- [Work required]
Character for character, write out the data below.

- [Data section]

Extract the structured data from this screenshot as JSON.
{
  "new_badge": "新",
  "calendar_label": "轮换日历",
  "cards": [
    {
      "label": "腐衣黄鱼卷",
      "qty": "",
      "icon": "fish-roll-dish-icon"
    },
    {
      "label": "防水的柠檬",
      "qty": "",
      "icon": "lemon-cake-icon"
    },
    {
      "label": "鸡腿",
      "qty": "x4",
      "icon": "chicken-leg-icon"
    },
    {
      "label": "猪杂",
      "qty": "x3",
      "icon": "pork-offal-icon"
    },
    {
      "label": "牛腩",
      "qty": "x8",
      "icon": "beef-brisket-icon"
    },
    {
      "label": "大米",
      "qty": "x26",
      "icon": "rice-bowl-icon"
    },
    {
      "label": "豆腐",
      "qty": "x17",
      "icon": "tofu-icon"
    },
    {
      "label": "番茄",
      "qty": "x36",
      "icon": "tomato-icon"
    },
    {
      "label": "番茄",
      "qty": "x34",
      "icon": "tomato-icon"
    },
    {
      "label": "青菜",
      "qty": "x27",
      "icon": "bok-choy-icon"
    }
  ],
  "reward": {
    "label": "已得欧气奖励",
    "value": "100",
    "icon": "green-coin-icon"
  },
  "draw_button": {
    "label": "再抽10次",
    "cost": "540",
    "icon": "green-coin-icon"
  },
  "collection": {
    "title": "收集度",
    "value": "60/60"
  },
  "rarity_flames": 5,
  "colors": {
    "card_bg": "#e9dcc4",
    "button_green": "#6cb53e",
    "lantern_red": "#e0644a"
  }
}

- [Solved exercise]
Extract the structured data from this screenshot as JSON.
{
  "new_badge": "新",
  "calendar_label": "轮换日历",
  "cards": [
    {
      "label": "腐衣黄鱼卷",
      "qty": "",
      "icon": "fish-roll-dish-icon"
    },
    {
      "label": "防水的柠檬",
      "qty": "",
      "icon": "lemon-cake-icon"
    },
    {
      "label": "鸡腿",
      "qty": "x4",
      "icon": "chicken-leg-icon"
    },
    {
      "label": "猪杂",
      "qty": "x3",
      "icon": "pork-offal-icon"
    },
    {
      "label": "牛腩",
      "qty": "x8",
      "icon": "beef-brisket-icon"
    },
    {
      "label": "大米",
      "qty": "x26",
      "icon": "rice-bowl-icon"
    },
    {
      "label": "豆腐",
      "qty": "x17",
      "icon": "tofu-icon"
    },
    {
      "label": "番茄",
      "qty": "x36",
      "icon": "tomato-icon"
    },
    {
      "label": "番茄",
      "qty": "x34",
      "icon": "tomato-icon"
    },
    {
      "label": "青菜",
      "qty": "x27",
      "icon": "bok-choy-icon"
    }
  ],
  "reward": {
    "label": "已得欧气奖励",
    "value": "100",
    "icon": "green-coin-icon"
  },
  "draw_button": {
    "label": "再抽10次",
    "cost": "540",
    "icon": "green-coin-icon"
  },
  "collection": {
    "title": "收集度",
    "value": "60/60"
  },
  "rarity_flames": 5,
  "colors": {
    "card_bg": "#e9dcc4",
    "button_green": "#6cb53e",
    "lantern_red": "#e0644a"
  }
}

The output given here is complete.